*** Opening Exercise data ***
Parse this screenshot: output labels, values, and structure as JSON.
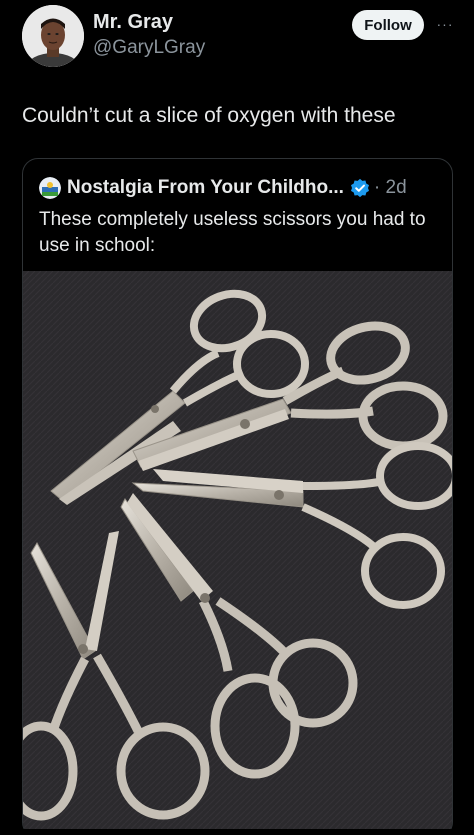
{
  "tweet": {
    "author_name": "Mr. Gray",
    "author_handle": "@GaryLGray",
    "follow_label": "Follow",
    "more_label": "···",
    "text": "Couldn’t cut a slice of oxygen with these"
  },
  "quoted_tweet": {
    "author_name": "Nostalgia From Your Childho...",
    "time": "· 2d",
    "text": "These completely useless scissors you had to use in school:",
    "image_description_icon": "scissors-photo"
  },
  "colors": {
    "background": "#000000",
    "text_primary": "#e7e9ea",
    "text_secondary": "#8b949c",
    "border": "#2f3336",
    "verified": "#1d9bf0",
    "follow_bg": "#eff3f4"
  }
}
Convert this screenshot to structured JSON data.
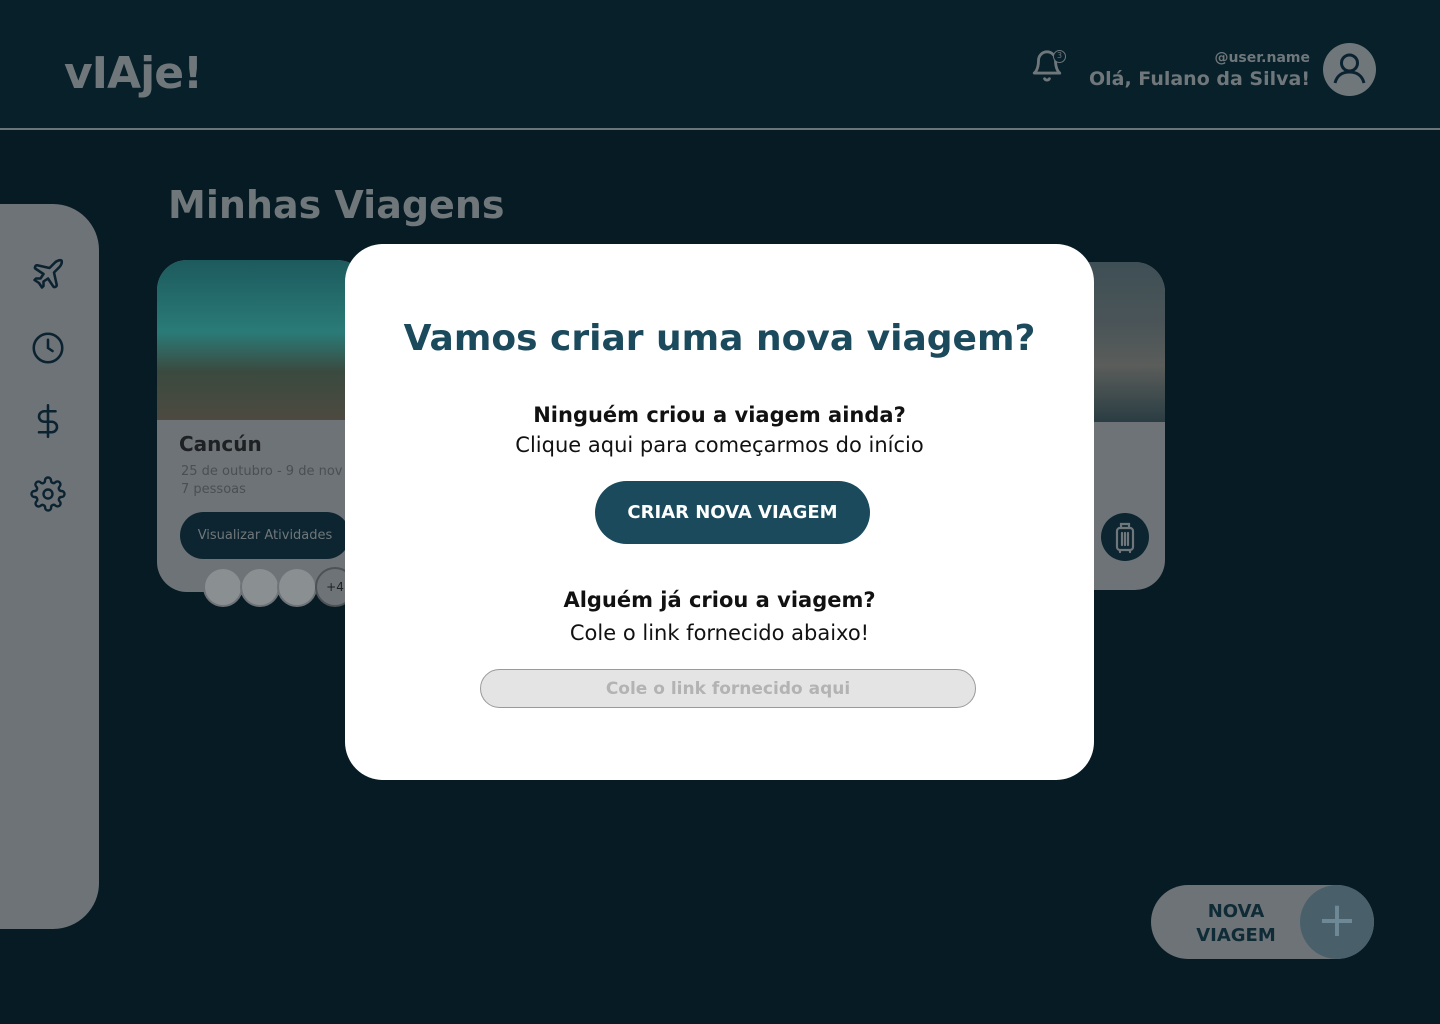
{
  "app": {
    "logo": "vIAje!"
  },
  "header": {
    "notification_count": "3",
    "user_handle": "@user.name",
    "greeting": "Olá, Fulano da Silva!"
  },
  "sidebar": {
    "items": [
      {
        "icon": "airplane-icon"
      },
      {
        "icon": "clock-icon"
      },
      {
        "icon": "dollar-icon"
      },
      {
        "icon": "gear-icon"
      }
    ]
  },
  "main": {
    "title": "Minhas Viagens",
    "trips": [
      {
        "city": "Cancún",
        "dates": "25 de outubro - 9 de nov",
        "people": "7 pessoas",
        "action_label": "Visualizar Atividades",
        "extra_members": "+4"
      }
    ]
  },
  "fab": {
    "label_line1": "NOVA",
    "label_line2": "VIAGEM",
    "plus": "+"
  },
  "modal": {
    "title": "Vamos criar uma nova viagem?",
    "question_new": "Ninguém criou a viagem ainda?",
    "subtitle_new": "Clique aqui para começarmos do início",
    "create_button": "CRIAR NOVA VIAGEM",
    "question_existing": "Alguém já criou a viagem?",
    "subtitle_existing": "Cole o link fornecido abaixo!",
    "link_input": {
      "placeholder": "Cole o link fornecido aqui",
      "value": ""
    }
  },
  "colors": {
    "overlay_background": "#071b24",
    "primary": "#1a4a5c",
    "modal_background": "#ffffff"
  }
}
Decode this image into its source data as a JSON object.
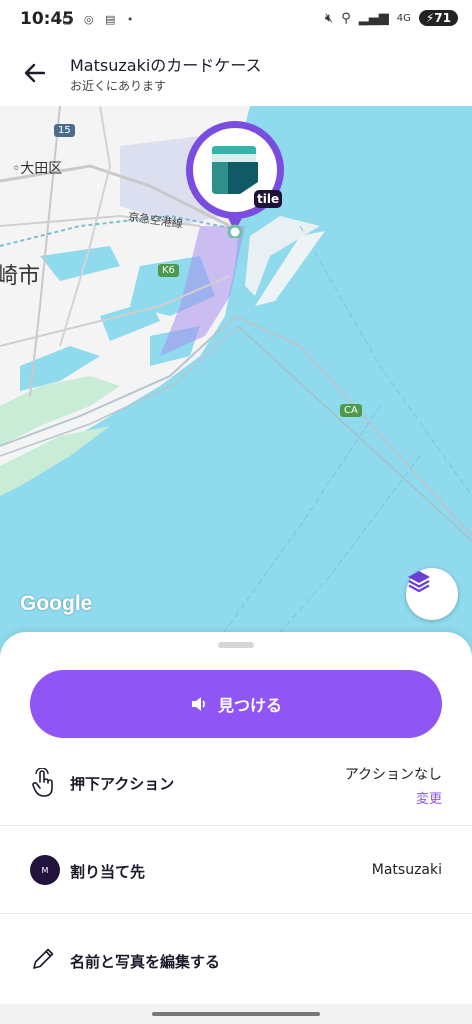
{
  "status_bar": {
    "time": "10:45",
    "left_icons": [
      "wifi-icon",
      "screenshot-icon",
      "calendar-icon",
      "dot"
    ],
    "network": "4G",
    "battery": "71"
  },
  "header": {
    "title": "Matsuzakiのカードケース",
    "subtitle": "お近くにあります"
  },
  "map": {
    "labels": {
      "ota_ward": "大田区",
      "kawasaki": "崎市",
      "keikyu_line": "京急空港線",
      "route_15": "15",
      "route_k6": "K6",
      "route_ca": "CA"
    },
    "watermark": "Google",
    "tile_badge": "tile",
    "colors": {
      "water": "#8fdaed",
      "land": "#f4f4f4",
      "green": "#c8ecd6",
      "pin": "#7a4ce0"
    }
  },
  "sheet": {
    "find_button": "見つける",
    "press_action": {
      "label": "押下アクション",
      "value": "アクションなし",
      "link": "変更"
    },
    "assigned_to": {
      "label": "割り当て先",
      "value": "Matsuzaki",
      "avatar_initial": "M"
    },
    "edit": {
      "label": "名前と写真を編集する"
    }
  },
  "accent_color": "#8f55f5"
}
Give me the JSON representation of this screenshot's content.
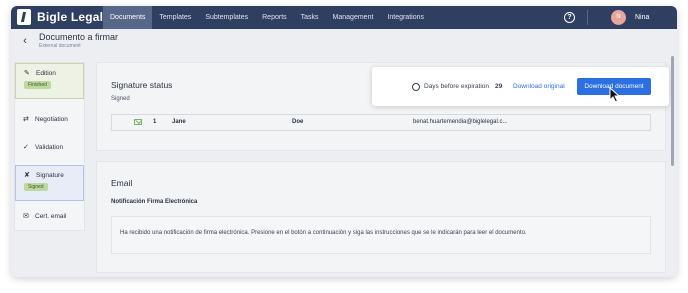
{
  "app": {
    "brand": "Bigle Legal",
    "colors": {
      "nav_bg": "#2f3f62",
      "nav_active": "#56678a",
      "accent": "#2b6fe0",
      "badge_bg": "#bfd8a0"
    }
  },
  "nav": {
    "items": [
      "Documents",
      "Templates",
      "Subtemplates",
      "Reports",
      "Tasks",
      "Management",
      "Integrations"
    ],
    "active": "Documents",
    "help_icon": "?",
    "user": {
      "initial": "N",
      "name": "Nina"
    }
  },
  "header": {
    "title": "Documento a firmar",
    "subtitle": "External document",
    "back_icon": "chevron-left-icon"
  },
  "sidebar": {
    "items": [
      {
        "label": "Edition",
        "icon": "edit-icon",
        "badge": "Finished"
      },
      {
        "label": "Negotiation",
        "icon": "negotiation-icon",
        "badge": ""
      },
      {
        "label": "Validation",
        "icon": "check-circle-icon",
        "badge": ""
      },
      {
        "label": "Signature",
        "icon": "signature-icon",
        "badge": "Signed"
      },
      {
        "label": "Cert. email",
        "icon": "mail-icon",
        "badge": ""
      }
    ]
  },
  "signature": {
    "title": "Signature status",
    "status": "Signed",
    "expiry_label": "Days before expiration",
    "expiry_days": "29",
    "download_original": "Download original",
    "download_document": "Download document",
    "signer": {
      "index": "1",
      "first_name": "Jane",
      "last_name": "Doe",
      "email": "benat.huartemendia@biglelegal.c..."
    }
  },
  "email": {
    "title": "Email",
    "notification_title": "Notificación Firma Electrónica",
    "body": "Ha recibido una notificación de firma electrónica. Presione en el botón a continuación y siga las instrucciones que se le indicarán para leer el documento."
  }
}
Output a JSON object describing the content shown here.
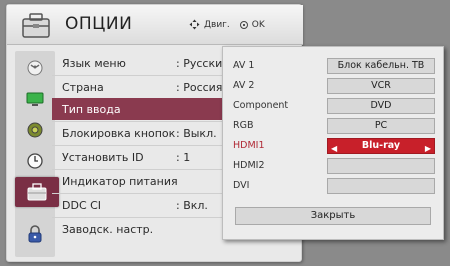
{
  "header": {
    "title": "ОПЦИИ",
    "nav_label": "Двиг.",
    "ok_label": "OK"
  },
  "sidebar": {
    "icons": [
      "satellite-dish-icon",
      "monitor-icon",
      "speaker-icon",
      "clock-icon",
      "options-icon",
      "lock-icon"
    ],
    "active_index": 4
  },
  "menu": {
    "items": [
      {
        "label": "Язык меню",
        "value": ": Русский"
      },
      {
        "label": "Страна",
        "value": ": Россия"
      },
      {
        "label": "Тип ввода",
        "value": ""
      },
      {
        "label": "Блокировка кнопок",
        "value": ": Выкл."
      },
      {
        "label": "Установить ID",
        "value": ": 1"
      },
      {
        "label": "Индикатор питания",
        "value": ""
      },
      {
        "label": "DDC CI",
        "value": ": Вкл."
      },
      {
        "label": "Заводск. настр.",
        "value": ""
      }
    ],
    "selected_index": 2
  },
  "input_popup": {
    "rows": [
      {
        "label": "AV 1",
        "value": "Блок кабельн. ТВ"
      },
      {
        "label": "AV 2",
        "value": "VCR"
      },
      {
        "label": "Component",
        "value": "DVD"
      },
      {
        "label": "RGB",
        "value": "PC"
      },
      {
        "label": "HDMI1",
        "value": "Blu-ray"
      },
      {
        "label": "HDMI2",
        "value": ""
      },
      {
        "label": "DVI",
        "value": ""
      }
    ],
    "active_index": 4,
    "close_label": "Закрыть"
  },
  "colors": {
    "accent": "#8a3a4f",
    "active_input": "#c8202a"
  }
}
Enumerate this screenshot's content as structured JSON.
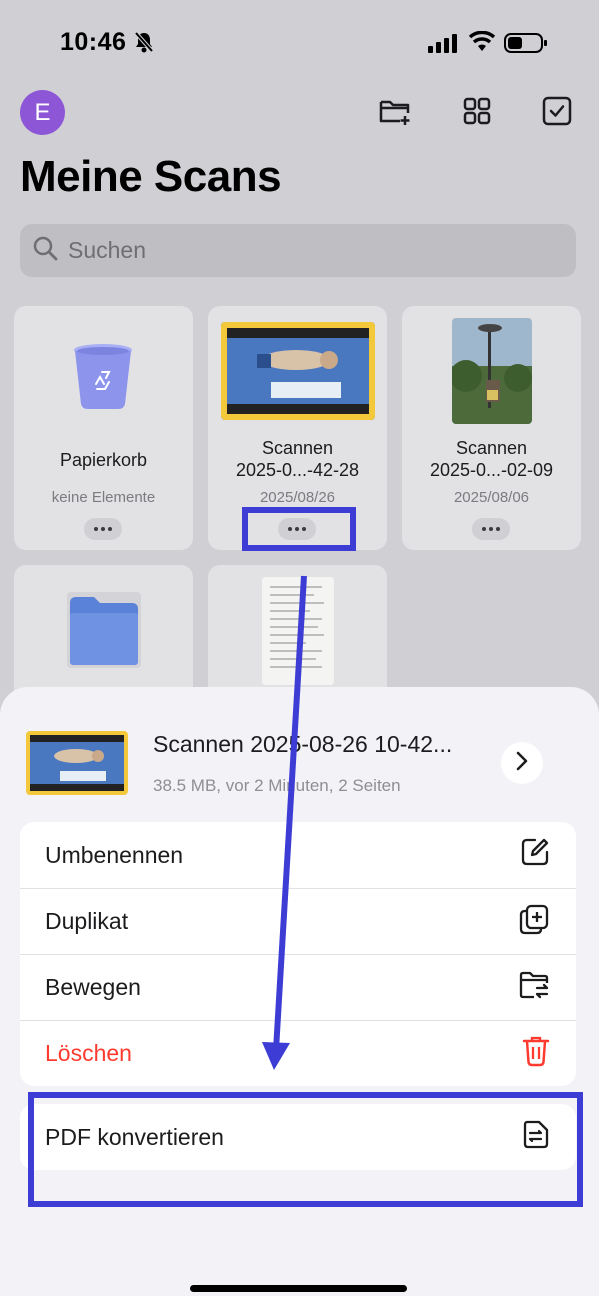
{
  "status_bar": {
    "time": "10:46"
  },
  "header": {
    "avatar_letter": "E",
    "title": "Meine Scans",
    "icons": [
      "new-folder-icon",
      "grid-view-icon",
      "select-checkbox-icon"
    ]
  },
  "search": {
    "placeholder": "Suchen"
  },
  "grid": {
    "items": [
      {
        "name": "Papierkorb",
        "meta": "keine Elemente",
        "icon": "trash-bin-icon"
      },
      {
        "name_line1": "Scannen",
        "name_line2": "2025-0...-42-28",
        "date": "2025/08/26"
      },
      {
        "name_line1": "Scannen",
        "name_line2": "2025-0...-02-09",
        "date": "2025/08/06"
      }
    ]
  },
  "sheet": {
    "title": "Scannen 2025-08-26 10-42...",
    "meta": "38.5 MB, vor 2 Minuten, 2 Seiten",
    "actions": [
      {
        "label": "Umbenennen",
        "icon": "rename-icon"
      },
      {
        "label": "Duplikat",
        "icon": "duplicate-icon"
      },
      {
        "label": "Bewegen",
        "icon": "move-folder-icon"
      },
      {
        "label": "Löschen",
        "icon": "trash-icon"
      }
    ],
    "convert_label": "PDF konvertieren"
  },
  "colors": {
    "accent": "#8d56d6",
    "danger": "#ff3b30",
    "annotation": "#3d3dd6"
  }
}
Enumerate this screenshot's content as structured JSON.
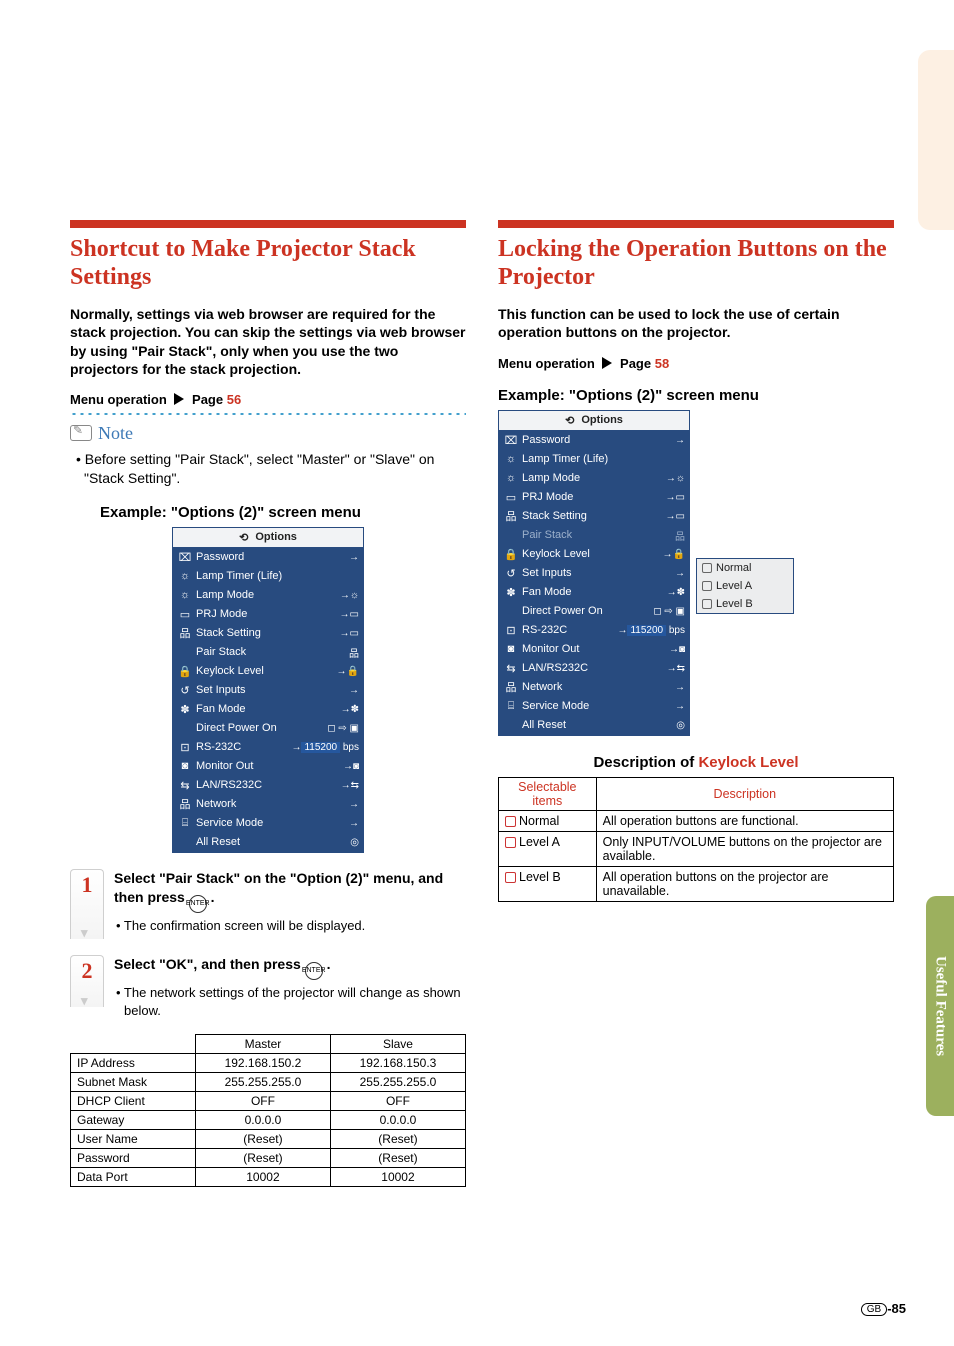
{
  "left": {
    "title": "Shortcut to Make Projector Stack Settings",
    "intro": "Normally, settings via web browser are required for the stack projection. You can skip the settings via web browser by using \"Pair Stack\", only when you use the two projectors for the stack projection.",
    "menu_op_label": "Menu operation",
    "menu_op_page_prefix": "Page ",
    "menu_op_page": "56",
    "note_label": "Note",
    "note_body": "• Before setting \"Pair Stack\", select \"Master\" or \"Slave\" on \"Stack Setting\".",
    "example_heading": "Example: \"Options (2)\" screen menu",
    "step1_num": "1",
    "step1_title": "Select \"Pair Stack\" on the \"Option (2)\" menu, and then press ",
    "step1_sub": "• The confirmation screen will be displayed.",
    "step2_num": "2",
    "step2_title": "Select \"OK\", and then press ",
    "step2_sub": "• The network settings of the projector will change as shown below.",
    "net_table": {
      "headers": [
        "",
        "Master",
        "Slave"
      ],
      "rows": [
        [
          "IP Address",
          "192.168.150.2",
          "192.168.150.3"
        ],
        [
          "Subnet Mask",
          "255.255.255.0",
          "255.255.255.0"
        ],
        [
          "DHCP Client",
          "OFF",
          "OFF"
        ],
        [
          "Gateway",
          "0.0.0.0",
          "0.0.0.0"
        ],
        [
          "User Name",
          "(Reset)",
          "(Reset)"
        ],
        [
          "Password",
          "(Reset)",
          "(Reset)"
        ],
        [
          "Data Port",
          "10002",
          "10002"
        ]
      ]
    }
  },
  "right": {
    "title": "Locking the Operation Buttons on the Projector",
    "intro": "This function can be used to lock the use of certain operation buttons on the projector.",
    "menu_op_label": "Menu operation",
    "menu_op_page_prefix": "Page ",
    "menu_op_page": "58",
    "example_heading": "Example: \"Options (2)\" screen menu",
    "submenu": [
      "Normal",
      "Level A",
      "Level B"
    ],
    "desc_title_prefix": "Description of ",
    "desc_title_link": "Keylock Level",
    "desc_headers": [
      "Selectable items",
      "Description"
    ],
    "desc_rows": [
      [
        "Normal",
        "All operation buttons are functional."
      ],
      [
        "Level A",
        "Only INPUT/VOLUME buttons on the projector are available."
      ],
      [
        "Level B",
        "All operation buttons on the projector are unavailable."
      ]
    ]
  },
  "menu": {
    "title": "Options",
    "items": [
      {
        "icon": "⌧",
        "label": "Password",
        "tail": "→"
      },
      {
        "icon": "☼",
        "label": "Lamp Timer (Life)",
        "tail": ""
      },
      {
        "icon": "☼",
        "label": "Lamp Mode",
        "tail": "→☼"
      },
      {
        "icon": "▭",
        "label": "PRJ Mode",
        "tail": "→▭"
      },
      {
        "icon": "品",
        "label": "Stack Setting",
        "tail": "→▭"
      },
      {
        "icon": "",
        "label": "Pair Stack",
        "tail": "品"
      },
      {
        "icon": "🔒",
        "label": "Keylock Level",
        "tail": "→🔒"
      },
      {
        "icon": "↺",
        "label": "Set Inputs",
        "tail": "→"
      },
      {
        "icon": "✽",
        "label": "Fan Mode",
        "tail": "→✽"
      },
      {
        "icon": "",
        "label": "Direct Power On",
        "tail": "◻ ⇨ ▣"
      },
      {
        "icon": "⊡",
        "label": "RS-232C",
        "tail_left": "→",
        "tail_hl": "115200",
        "tail_right": " bps"
      },
      {
        "icon": "◙",
        "label": "Monitor Out",
        "tail": "→◙"
      },
      {
        "icon": "⇆",
        "label": "LAN/RS232C",
        "tail": "→⇆"
      },
      {
        "icon": "品",
        "label": "Network",
        "tail": "→"
      },
      {
        "icon": "⌸",
        "label": "Service Mode",
        "tail": "→"
      },
      {
        "icon": "",
        "label": "All Reset",
        "tail": "◎"
      }
    ]
  },
  "side_tab": "Useful Features",
  "page_number": "-85",
  "page_gb": "GB"
}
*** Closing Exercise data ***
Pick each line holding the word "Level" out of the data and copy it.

- Answer:
      "Level A",
      "Level B"
    "desc_title_link": "Keylock Level",
        "Level A",
        "Level B",
        "label": "Keylock Level",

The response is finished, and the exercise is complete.